▶ _Try it_:
In how many lines of the records below does the word "JSON" appear? Reply with the number only.
☆ ☆ ☆ ☆
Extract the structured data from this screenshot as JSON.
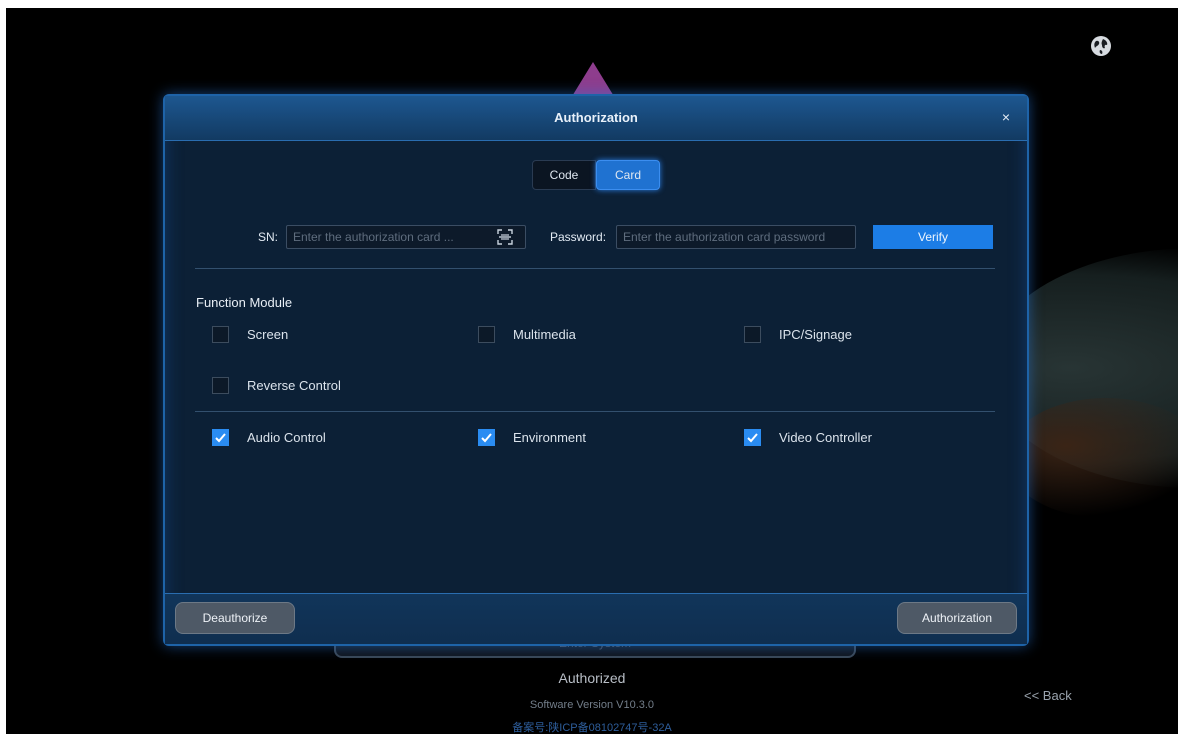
{
  "dialog": {
    "title": "Authorization",
    "close": "×",
    "tabs": [
      {
        "label": "Code",
        "active": false
      },
      {
        "label": "Card",
        "active": true
      }
    ],
    "sn_label": "SN:",
    "sn_placeholder": "Enter the authorization card ...",
    "password_label": "Password:",
    "password_placeholder": "Enter the authorization card password",
    "verify_label": "Verify",
    "function_module_title": "Function Module",
    "modules": [
      {
        "label": "Screen",
        "checked": false
      },
      {
        "label": "Multimedia",
        "checked": false
      },
      {
        "label": "IPC/Signage",
        "checked": false
      },
      {
        "label": "Reverse Control",
        "checked": false
      },
      {
        "label": "Audio Control",
        "checked": true
      },
      {
        "label": "Environment",
        "checked": true
      },
      {
        "label": "Video Controller",
        "checked": true
      }
    ],
    "deauthorize_label": "Deauthorize",
    "authorization_label": "Authorization"
  },
  "background": {
    "panel_text": "Enter System",
    "status": "Authorized",
    "version": "Software Version V10.3.0",
    "icp": "备案号:陕ICP备08102747号-32A",
    "back": "<< Back"
  },
  "colors": {
    "accent": "#1c7de6",
    "dialog_bg": "#0c2036",
    "border": "#1e63a8"
  },
  "icons": [
    "globe-icon",
    "close-icon",
    "scan-icon",
    "check-icon"
  ]
}
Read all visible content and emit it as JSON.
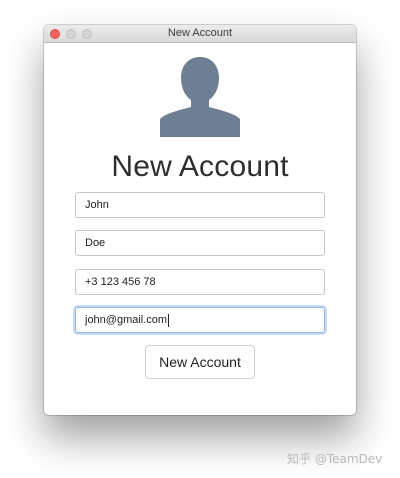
{
  "window": {
    "title": "New Account"
  },
  "form": {
    "heading": "New Account",
    "first_name": "John",
    "last_name": "Doe",
    "phone": "+3 123 456 78",
    "email": "john@gmail.com",
    "submit_label": "New Account"
  },
  "icons": {
    "avatar": "user-silhouette-icon",
    "avatar_color": "#6f7f93"
  },
  "watermark": "知乎 @TeamDev"
}
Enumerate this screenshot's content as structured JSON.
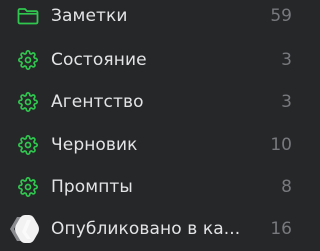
{
  "accent_color": "#30c74f",
  "rows": [
    {
      "label": "Заметки",
      "count": "59",
      "icon": "folder-icon"
    },
    {
      "label": "Состояние",
      "count": "3",
      "icon": "gear-icon"
    },
    {
      "label": "Агентство",
      "count": "3",
      "icon": "gear-icon"
    },
    {
      "label": "Черновик",
      "count": "10",
      "icon": "gear-icon"
    },
    {
      "label": "Промпты",
      "count": "8",
      "icon": "gear-icon"
    },
    {
      "label": "Опубликовано в ка...",
      "count": "16",
      "icon": "publish-logo-icon"
    }
  ]
}
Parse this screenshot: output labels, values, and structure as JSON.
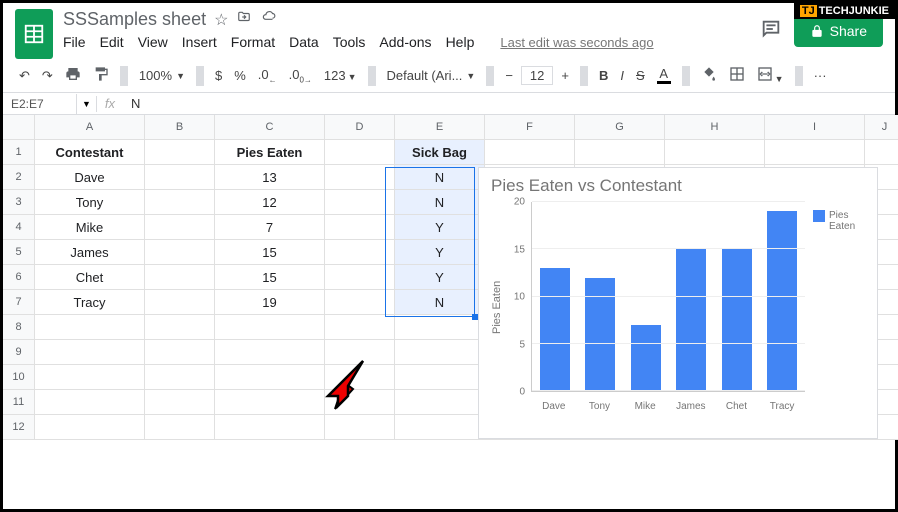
{
  "watermark": {
    "prefix": "TJ",
    "brand": "TECHJUNKIE"
  },
  "doc": {
    "title": "SSSamples sheet"
  },
  "menu": {
    "file": "File",
    "edit": "Edit",
    "view": "View",
    "insert": "Insert",
    "format": "Format",
    "data": "Data",
    "tools": "Tools",
    "addons": "Add-ons",
    "help": "Help",
    "last_edit": "Last edit was seconds ago"
  },
  "share": {
    "label": "Share"
  },
  "toolbar": {
    "zoom": "100%",
    "currency": "$",
    "percent": "%",
    "dec_dec": ".0",
    "dec_inc": ".00",
    "num_fmt": "123",
    "font": "Default (Ari...",
    "font_size": "12",
    "more": "···"
  },
  "name_box": "E2:E7",
  "fx": "fx",
  "fx_value": "N",
  "cols": [
    "A",
    "B",
    "C",
    "D",
    "E",
    "F",
    "G",
    "H",
    "I",
    "J"
  ],
  "rows": [
    "1",
    "2",
    "3",
    "4",
    "5",
    "6",
    "7",
    "8",
    "9",
    "10",
    "11",
    "12"
  ],
  "headers": {
    "A": "Contestant",
    "C": "Pies Eaten",
    "E": "Sick Bag"
  },
  "data": {
    "contestants": [
      "Dave",
      "Tony",
      "Mike",
      "James",
      "Chet",
      "Tracy"
    ],
    "pies": [
      "13",
      "12",
      "7",
      "15",
      "15",
      "19"
    ],
    "sick": [
      "N",
      "N",
      "Y",
      "Y",
      "Y",
      "N"
    ]
  },
  "chart_data": {
    "type": "bar",
    "title": "Pies Eaten vs Contestant",
    "ylabel": "Pies Eaten",
    "legend": "Pies Eaten",
    "ylim": [
      0,
      20
    ],
    "yticks": [
      0,
      5,
      10,
      15,
      20
    ],
    "categories": [
      "Dave",
      "Tony",
      "Mike",
      "James",
      "Chet",
      "Tracy"
    ],
    "values": [
      13,
      12,
      7,
      15,
      15,
      19
    ]
  }
}
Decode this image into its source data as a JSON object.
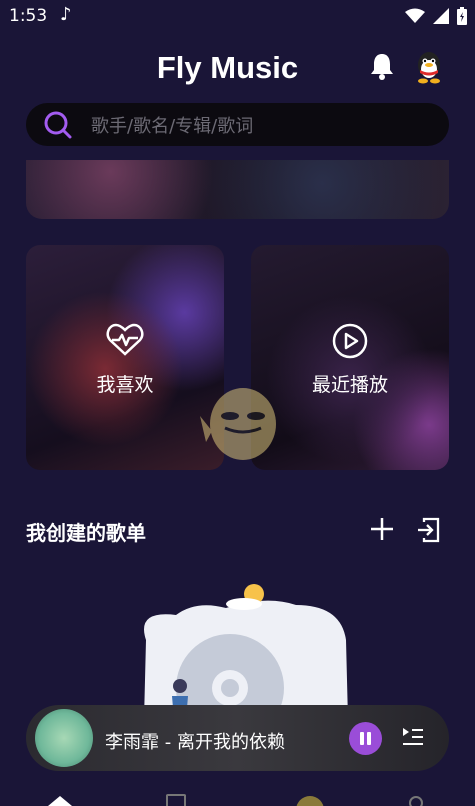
{
  "status": {
    "time": "1:53",
    "note_icon": "music-note-icon",
    "icons": [
      "wifi-icon",
      "signal-icon",
      "battery-icon"
    ]
  },
  "header": {
    "title": "Fly Music",
    "bell_icon": "bell-icon",
    "avatar_icon": "qq-penguin-icon"
  },
  "search": {
    "placeholder": "歌手/歌名/专辑/歌词"
  },
  "cards": [
    {
      "label": "我喜欢",
      "icon": "heart-pulse-icon"
    },
    {
      "label": "最近播放",
      "icon": "play-circle-icon"
    }
  ],
  "playlists": {
    "title": "我创建的歌单"
  },
  "player": {
    "song": "李雨霏 - 离开我的依赖",
    "accent": "#9a4dd8"
  },
  "nav": [
    "home-icon",
    "document-icon",
    "avatar-icon",
    "search-icon"
  ]
}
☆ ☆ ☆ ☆
▶ _Exercise result_:
5